* _Task directions_:
Determine the number of lines in these entries that hold the word "name". Give the number and nothing more.
*-*-*
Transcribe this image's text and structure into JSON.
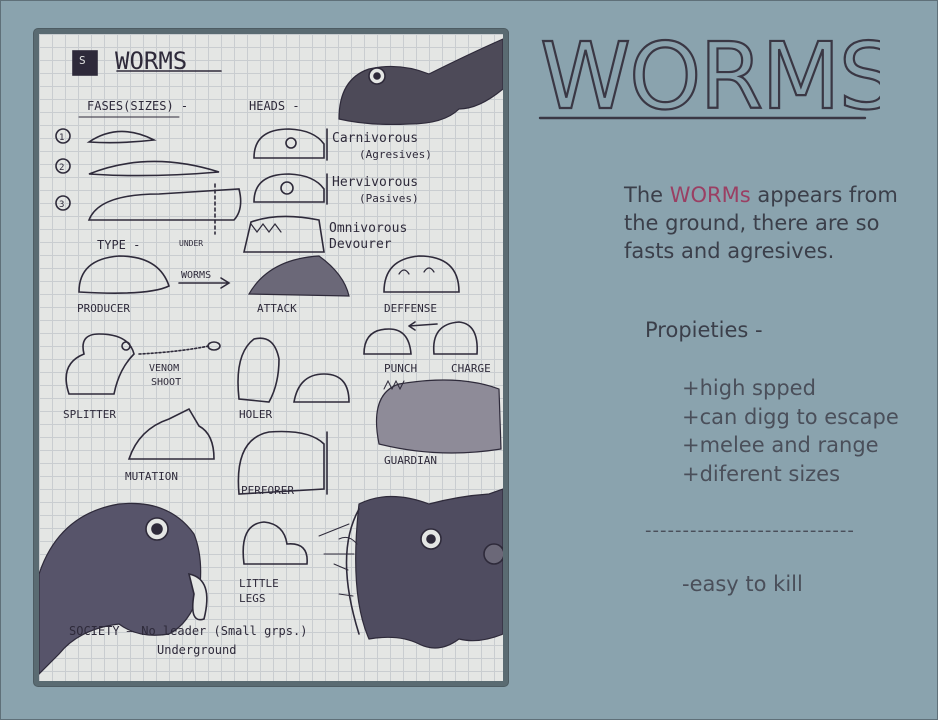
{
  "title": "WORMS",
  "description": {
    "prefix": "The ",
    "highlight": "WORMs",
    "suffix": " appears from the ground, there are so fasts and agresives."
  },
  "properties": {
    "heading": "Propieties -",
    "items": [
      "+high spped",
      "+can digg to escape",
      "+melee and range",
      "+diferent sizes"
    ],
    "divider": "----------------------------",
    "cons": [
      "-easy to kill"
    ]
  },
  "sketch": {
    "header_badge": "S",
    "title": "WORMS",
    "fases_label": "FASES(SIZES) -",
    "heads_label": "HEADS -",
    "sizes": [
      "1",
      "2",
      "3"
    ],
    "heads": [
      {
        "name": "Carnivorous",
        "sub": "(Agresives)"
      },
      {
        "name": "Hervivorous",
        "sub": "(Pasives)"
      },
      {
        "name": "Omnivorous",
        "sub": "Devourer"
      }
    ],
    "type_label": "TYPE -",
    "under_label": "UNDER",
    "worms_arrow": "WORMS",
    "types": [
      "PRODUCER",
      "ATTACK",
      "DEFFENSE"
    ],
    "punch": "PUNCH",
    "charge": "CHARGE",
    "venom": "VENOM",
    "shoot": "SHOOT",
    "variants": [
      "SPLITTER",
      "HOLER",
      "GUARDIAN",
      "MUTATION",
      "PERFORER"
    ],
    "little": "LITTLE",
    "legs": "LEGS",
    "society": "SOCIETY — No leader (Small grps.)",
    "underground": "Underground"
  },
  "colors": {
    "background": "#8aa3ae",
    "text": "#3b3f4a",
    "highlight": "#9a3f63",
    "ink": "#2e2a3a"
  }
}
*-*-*
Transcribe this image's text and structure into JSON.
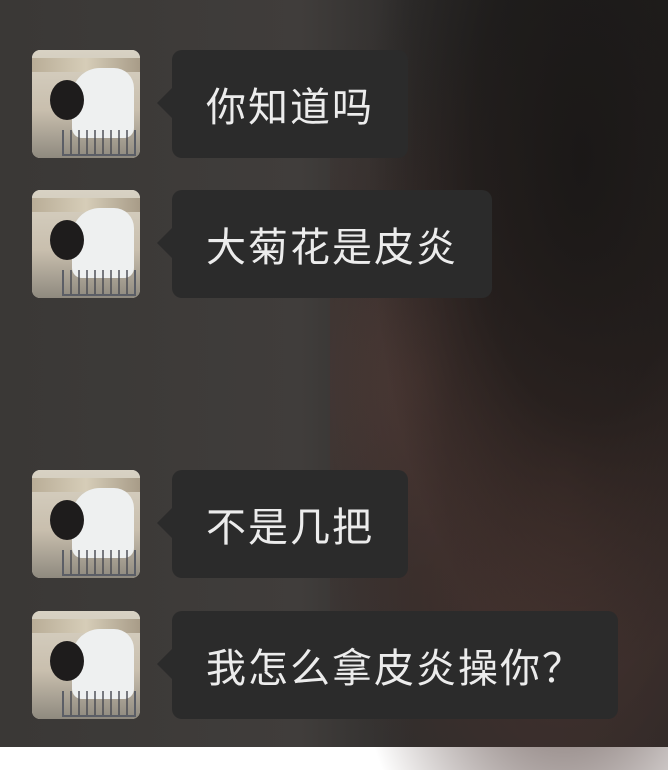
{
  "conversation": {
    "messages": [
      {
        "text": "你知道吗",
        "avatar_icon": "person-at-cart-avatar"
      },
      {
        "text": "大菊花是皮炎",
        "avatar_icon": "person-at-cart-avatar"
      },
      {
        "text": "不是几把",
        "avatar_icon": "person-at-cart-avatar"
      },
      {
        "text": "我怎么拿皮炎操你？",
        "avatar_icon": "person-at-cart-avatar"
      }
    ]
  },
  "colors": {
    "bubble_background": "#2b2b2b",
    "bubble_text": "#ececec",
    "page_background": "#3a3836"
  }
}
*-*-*
* _Written response_:
3